(Available data Opens)

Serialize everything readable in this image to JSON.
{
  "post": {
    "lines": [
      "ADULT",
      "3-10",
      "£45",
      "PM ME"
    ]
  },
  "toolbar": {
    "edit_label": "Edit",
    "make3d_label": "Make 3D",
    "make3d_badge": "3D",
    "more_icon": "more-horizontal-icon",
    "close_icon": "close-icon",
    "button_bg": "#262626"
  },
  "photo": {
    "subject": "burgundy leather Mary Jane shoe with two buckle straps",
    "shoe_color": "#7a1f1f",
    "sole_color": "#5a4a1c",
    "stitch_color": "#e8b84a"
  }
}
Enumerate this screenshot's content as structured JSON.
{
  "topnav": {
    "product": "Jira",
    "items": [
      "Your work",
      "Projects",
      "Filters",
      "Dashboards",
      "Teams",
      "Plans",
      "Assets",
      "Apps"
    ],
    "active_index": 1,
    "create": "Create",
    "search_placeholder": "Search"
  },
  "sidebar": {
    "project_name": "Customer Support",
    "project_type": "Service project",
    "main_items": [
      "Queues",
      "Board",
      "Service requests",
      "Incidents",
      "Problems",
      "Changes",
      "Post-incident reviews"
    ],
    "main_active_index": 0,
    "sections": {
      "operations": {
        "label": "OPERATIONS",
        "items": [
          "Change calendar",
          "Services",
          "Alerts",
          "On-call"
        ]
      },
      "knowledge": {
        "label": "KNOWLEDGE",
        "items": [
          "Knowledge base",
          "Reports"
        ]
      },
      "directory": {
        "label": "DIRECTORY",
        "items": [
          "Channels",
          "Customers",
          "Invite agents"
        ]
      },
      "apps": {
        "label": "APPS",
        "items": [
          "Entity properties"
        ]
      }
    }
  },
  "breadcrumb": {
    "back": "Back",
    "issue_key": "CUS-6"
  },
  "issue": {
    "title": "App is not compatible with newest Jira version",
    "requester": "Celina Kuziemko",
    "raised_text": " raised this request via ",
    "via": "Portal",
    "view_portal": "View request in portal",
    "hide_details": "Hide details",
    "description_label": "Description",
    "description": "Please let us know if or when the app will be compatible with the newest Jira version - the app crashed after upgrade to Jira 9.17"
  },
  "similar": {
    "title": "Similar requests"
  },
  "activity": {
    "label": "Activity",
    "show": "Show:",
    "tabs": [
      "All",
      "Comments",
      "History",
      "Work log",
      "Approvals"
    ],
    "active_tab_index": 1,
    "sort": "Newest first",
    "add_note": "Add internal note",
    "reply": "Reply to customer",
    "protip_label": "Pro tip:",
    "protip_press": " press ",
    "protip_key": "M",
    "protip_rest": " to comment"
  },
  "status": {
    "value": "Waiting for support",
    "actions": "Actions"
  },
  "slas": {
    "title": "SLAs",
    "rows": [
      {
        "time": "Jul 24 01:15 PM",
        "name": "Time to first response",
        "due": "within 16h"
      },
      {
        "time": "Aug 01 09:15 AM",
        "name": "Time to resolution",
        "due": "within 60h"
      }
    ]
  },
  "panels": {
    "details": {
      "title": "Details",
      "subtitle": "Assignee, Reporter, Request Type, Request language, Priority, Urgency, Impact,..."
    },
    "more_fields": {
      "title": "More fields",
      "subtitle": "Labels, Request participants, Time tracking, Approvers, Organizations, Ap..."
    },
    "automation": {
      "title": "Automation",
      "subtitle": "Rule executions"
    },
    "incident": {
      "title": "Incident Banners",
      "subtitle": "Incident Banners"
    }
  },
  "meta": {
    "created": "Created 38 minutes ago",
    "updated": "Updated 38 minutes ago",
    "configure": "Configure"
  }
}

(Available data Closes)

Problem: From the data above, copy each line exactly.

Exercise answer:
Serialize everything readable in this image to JSON.
{
  "post": {
    "lines": [
      "ADULT",
      "3-10",
      "£45",
      "PM ME"
    ]
  },
  "toolbar": {
    "edit_label": "Edit",
    "make3d_label": "Make 3D",
    "make3d_badge": "3D",
    "more_icon": "more-horizontal-icon",
    "close_icon": "close-icon",
    "button_bg": "#262626"
  },
  "photo": {
    "subject": "burgundy leather Mary Jane shoe with two buckle straps",
    "shoe_color": "#7a1f1f",
    "sole_color": "#5a4a1c",
    "stitch_color": "#e8b84a"
  }
}
Enumerate this screenshot's content as structured JSON.
{
  "topnav": {
    "product": "Jira",
    "items": [
      "Your work",
      "Projects",
      "Filters",
      "Dashboards",
      "Teams",
      "Plans",
      "Assets",
      "Apps"
    ],
    "active_index": 1,
    "create": "Create",
    "search_placeholder": "Search"
  },
  "sidebar": {
    "project_name": "Customer Support",
    "project_type": "Service project",
    "main_items": [
      "Queues",
      "Board",
      "Service requests",
      "Incidents",
      "Problems",
      "Changes",
      "Post-incident reviews"
    ],
    "main_active_index": 0,
    "sections": {
      "operations": {
        "label": "OPERATIONS",
        "items": [
          "Change calendar",
          "Services",
          "Alerts",
          "On-call"
        ]
      },
      "knowledge": {
        "label": "KNOWLEDGE",
        "items": [
          "Knowledge base",
          "Reports"
        ]
      },
      "directory": {
        "label": "DIRECTORY",
        "items": [
          "Channels",
          "Customers",
          "Invite agents"
        ]
      },
      "apps": {
        "label": "APPS",
        "items": [
          "Entity properties"
        ]
      }
    }
  },
  "breadcrumb": {
    "back": "Back",
    "issue_key": "CUS-6"
  },
  "issue": {
    "title": "App is not compatible with newest Jira version",
    "requester": "Celina Kuziemko",
    "raised_text": " raised this request via ",
    "via": "Portal",
    "view_portal": "View request in portal",
    "hide_details": "Hide details",
    "description_label": "Description",
    "description": "Please let us know if or when the app will be compatible with the newest Jira version - the app crashed after upgrade to Jira 9.17"
  },
  "similar": {
    "title": "Similar requests"
  },
  "activity": {
    "label": "Activity",
    "show": "Show:",
    "tabs": [
      "All",
      "Comments",
      "History",
      "Work log",
      "Approvals"
    ],
    "active_tab_index": 1,
    "sort": "Newest first",
    "add_note": "Add internal note",
    "reply": "Reply to customer",
    "protip_label": "Pro tip:",
    "protip_press": " press ",
    "protip_key": "M",
    "protip_rest": " to comment"
  },
  "status": {
    "value": "Waiting for support",
    "actions": "Actions"
  },
  "slas": {
    "title": "SLAs",
    "rows": [
      {
        "time": "Jul 24 01:15 PM",
        "name": "Time to first response",
        "due": "within 16h"
      },
      {
        "time": "Aug 01 09:15 AM",
        "name": "Time to resolution",
        "due": "within 60h"
      }
    ]
  },
  "panels": {
    "details": {
      "title": "Details",
      "subtitle": "Assignee, Reporter, Request Type, Request language, Priority, Urgency, Impact,..."
    },
    "more_fields": {
      "title": "More fields",
      "subtitle": "Labels, Request participants, Time tracking, Approvers, Organizations, Ap..."
    },
    "automation": {
      "title": "Automation",
      "subtitle": "Rule executions"
    },
    "incident": {
      "title": "Incident Banners",
      "subtitle": "Incident Banners"
    }
  },
  "meta": {
    "created": "Created 38 minutes ago",
    "updated": "Updated 38 minutes ago",
    "configure": "Configure"
  }
}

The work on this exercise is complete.